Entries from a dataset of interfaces
+++
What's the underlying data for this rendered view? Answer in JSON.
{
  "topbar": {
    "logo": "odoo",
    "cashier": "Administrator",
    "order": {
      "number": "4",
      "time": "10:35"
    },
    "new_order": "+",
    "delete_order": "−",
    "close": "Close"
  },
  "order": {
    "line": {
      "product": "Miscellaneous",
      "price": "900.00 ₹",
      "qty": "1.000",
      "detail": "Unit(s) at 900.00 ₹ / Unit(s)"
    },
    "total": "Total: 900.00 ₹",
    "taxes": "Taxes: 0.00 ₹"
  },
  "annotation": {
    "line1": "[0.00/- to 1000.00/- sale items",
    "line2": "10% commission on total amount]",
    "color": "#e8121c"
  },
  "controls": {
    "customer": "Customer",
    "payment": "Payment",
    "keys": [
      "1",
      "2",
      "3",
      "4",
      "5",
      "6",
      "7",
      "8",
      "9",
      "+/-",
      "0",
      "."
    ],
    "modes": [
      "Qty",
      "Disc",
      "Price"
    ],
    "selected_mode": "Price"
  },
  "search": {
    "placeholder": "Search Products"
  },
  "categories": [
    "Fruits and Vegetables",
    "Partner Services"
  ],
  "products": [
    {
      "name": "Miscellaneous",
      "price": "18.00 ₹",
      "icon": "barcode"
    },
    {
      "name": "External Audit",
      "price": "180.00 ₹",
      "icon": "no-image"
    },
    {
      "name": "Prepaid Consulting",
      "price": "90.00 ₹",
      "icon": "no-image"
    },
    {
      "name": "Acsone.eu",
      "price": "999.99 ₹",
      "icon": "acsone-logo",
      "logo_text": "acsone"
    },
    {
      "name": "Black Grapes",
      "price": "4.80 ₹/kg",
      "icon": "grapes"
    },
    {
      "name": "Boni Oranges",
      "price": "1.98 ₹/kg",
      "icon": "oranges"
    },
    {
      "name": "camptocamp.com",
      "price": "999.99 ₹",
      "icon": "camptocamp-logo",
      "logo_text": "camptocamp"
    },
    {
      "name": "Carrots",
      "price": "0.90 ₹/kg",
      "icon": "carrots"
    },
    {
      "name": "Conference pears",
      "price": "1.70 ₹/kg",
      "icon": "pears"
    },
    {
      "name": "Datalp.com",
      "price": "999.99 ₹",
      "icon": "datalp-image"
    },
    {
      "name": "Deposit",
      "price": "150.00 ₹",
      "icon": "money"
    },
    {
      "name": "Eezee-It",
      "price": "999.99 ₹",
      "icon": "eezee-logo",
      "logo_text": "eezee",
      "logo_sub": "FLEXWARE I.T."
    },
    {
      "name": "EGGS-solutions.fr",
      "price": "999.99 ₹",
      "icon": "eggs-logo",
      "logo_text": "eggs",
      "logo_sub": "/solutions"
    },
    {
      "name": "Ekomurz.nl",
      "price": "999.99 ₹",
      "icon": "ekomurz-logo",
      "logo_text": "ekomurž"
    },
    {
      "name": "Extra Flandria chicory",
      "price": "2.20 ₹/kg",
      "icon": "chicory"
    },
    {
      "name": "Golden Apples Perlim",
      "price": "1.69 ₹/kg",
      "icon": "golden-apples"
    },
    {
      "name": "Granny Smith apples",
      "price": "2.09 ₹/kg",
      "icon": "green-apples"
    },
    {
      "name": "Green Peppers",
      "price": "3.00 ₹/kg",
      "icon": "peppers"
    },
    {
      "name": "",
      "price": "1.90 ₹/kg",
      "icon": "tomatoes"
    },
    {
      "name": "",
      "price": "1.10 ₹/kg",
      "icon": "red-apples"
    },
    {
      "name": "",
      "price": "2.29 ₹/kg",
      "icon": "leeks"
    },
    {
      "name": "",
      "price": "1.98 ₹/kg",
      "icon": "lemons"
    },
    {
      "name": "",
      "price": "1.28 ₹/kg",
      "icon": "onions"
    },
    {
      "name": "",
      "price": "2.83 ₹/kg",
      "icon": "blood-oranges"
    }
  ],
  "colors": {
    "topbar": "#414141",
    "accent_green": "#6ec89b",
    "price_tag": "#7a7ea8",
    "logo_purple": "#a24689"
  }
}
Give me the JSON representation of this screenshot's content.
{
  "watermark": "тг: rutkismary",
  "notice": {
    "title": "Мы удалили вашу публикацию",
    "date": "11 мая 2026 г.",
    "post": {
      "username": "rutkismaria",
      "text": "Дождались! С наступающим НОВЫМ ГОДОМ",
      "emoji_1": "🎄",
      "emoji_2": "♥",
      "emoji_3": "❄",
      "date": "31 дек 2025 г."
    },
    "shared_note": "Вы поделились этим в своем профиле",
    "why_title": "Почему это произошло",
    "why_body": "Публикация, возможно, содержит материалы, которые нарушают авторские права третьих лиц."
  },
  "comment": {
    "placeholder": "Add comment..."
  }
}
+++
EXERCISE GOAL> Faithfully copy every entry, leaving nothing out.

WRITTEN SOLUTION>
What's the underlying data for this rendered view? Answer in JSON.
{
  "topbar": {
    "logo": "odoo",
    "cashier": "Administrator",
    "order": {
      "number": "4",
      "time": "10:35"
    },
    "new_order": "+",
    "delete_order": "−",
    "close": "Close"
  },
  "order": {
    "line": {
      "product": "Miscellaneous",
      "price": "900.00 ₹",
      "qty": "1.000",
      "detail": "Unit(s) at 900.00 ₹ / Unit(s)"
    },
    "total": "Total: 900.00 ₹",
    "taxes": "Taxes: 0.00 ₹"
  },
  "annotation": {
    "line1": "[0.00/- to 1000.00/- sale items",
    "line2": "10% commission on total amount]",
    "color": "#e8121c"
  },
  "controls": {
    "customer": "Customer",
    "payment": "Payment",
    "keys": [
      "1",
      "2",
      "3",
      "4",
      "5",
      "6",
      "7",
      "8",
      "9",
      "+/-",
      "0",
      "."
    ],
    "modes": [
      "Qty",
      "Disc",
      "Price"
    ],
    "selected_mode": "Price"
  },
  "search": {
    "placeholder": "Search Products"
  },
  "categories": [
    "Fruits and Vegetables",
    "Partner Services"
  ],
  "products": [
    {
      "name": "Miscellaneous",
      "price": "18.00 ₹",
      "icon": "barcode"
    },
    {
      "name": "External Audit",
      "price": "180.00 ₹",
      "icon": "no-image"
    },
    {
      "name": "Prepaid Consulting",
      "price": "90.00 ₹",
      "icon": "no-image"
    },
    {
      "name": "Acsone.eu",
      "price": "999.99 ₹",
      "icon": "acsone-logo",
      "logo_text": "acsone"
    },
    {
      "name": "Black Grapes",
      "price": "4.80 ₹/kg",
      "icon": "grapes"
    },
    {
      "name": "Boni Oranges",
      "price": "1.98 ₹/kg",
      "icon": "oranges"
    },
    {
      "name": "camptocamp.com",
      "price": "999.99 ₹",
      "icon": "camptocamp-logo",
      "logo_text": "camptocamp"
    },
    {
      "name": "Carrots",
      "price": "0.90 ₹/kg",
      "icon": "carrots"
    },
    {
      "name": "Conference pears",
      "price": "1.70 ₹/kg",
      "icon": "pears"
    },
    {
      "name": "Datalp.com",
      "price": "999.99 ₹",
      "icon": "datalp-image"
    },
    {
      "name": "Deposit",
      "price": "150.00 ₹",
      "icon": "money"
    },
    {
      "name": "Eezee-It",
      "price": "999.99 ₹",
      "icon": "eezee-logo",
      "logo_text": "eezee",
      "logo_sub": "FLEXWARE I.T."
    },
    {
      "name": "EGGS-solutions.fr",
      "price": "999.99 ₹",
      "icon": "eggs-logo",
      "logo_text": "eggs",
      "logo_sub": "/solutions"
    },
    {
      "name": "Ekomurz.nl",
      "price": "999.99 ₹",
      "icon": "ekomurz-logo",
      "logo_text": "ekomurž"
    },
    {
      "name": "Extra Flandria chicory",
      "price": "2.20 ₹/kg",
      "icon": "chicory"
    },
    {
      "name": "Golden Apples Perlim",
      "price": "1.69 ₹/kg",
      "icon": "golden-apples"
    },
    {
      "name": "Granny Smith apples",
      "price": "2.09 ₹/kg",
      "icon": "green-apples"
    },
    {
      "name": "Green Peppers",
      "price": "3.00 ₹/kg",
      "icon": "peppers"
    },
    {
      "name": "",
      "price": "1.90 ₹/kg",
      "icon": "tomatoes"
    },
    {
      "name": "",
      "price": "1.10 ₹/kg",
      "icon": "red-apples"
    },
    {
      "name": "",
      "price": "2.29 ₹/kg",
      "icon": "leeks"
    },
    {
      "name": "",
      "price": "1.98 ₹/kg",
      "icon": "lemons"
    },
    {
      "name": "",
      "price": "1.28 ₹/kg",
      "icon": "onions"
    },
    {
      "name": "",
      "price": "2.83 ₹/kg",
      "icon": "blood-oranges"
    }
  ],
  "colors": {
    "topbar": "#414141",
    "accent_green": "#6ec89b",
    "price_tag": "#7a7ea8",
    "logo_purple": "#a24689"
  }
}
Give me the JSON representation of this screenshot's content.
{
  "watermark": "тг: rutkismary",
  "notice": {
    "title": "Мы удалили вашу публикацию",
    "date": "11 мая 2026 г.",
    "post": {
      "username": "rutkismaria",
      "text": "Дождались! С наступающим НОВЫМ ГОДОМ",
      "emoji_1": "🎄",
      "emoji_2": "♥",
      "emoji_3": "❄",
      "date": "31 дек 2025 г."
    },
    "shared_note": "Вы поделились этим в своем профиле",
    "why_title": "Почему это произошло",
    "why_body": "Публикация, возможно, содержит материалы, которые нарушают авторские права третьих лиц."
  },
  "comment": {
    "placeholder": "Add comment..."
  }
}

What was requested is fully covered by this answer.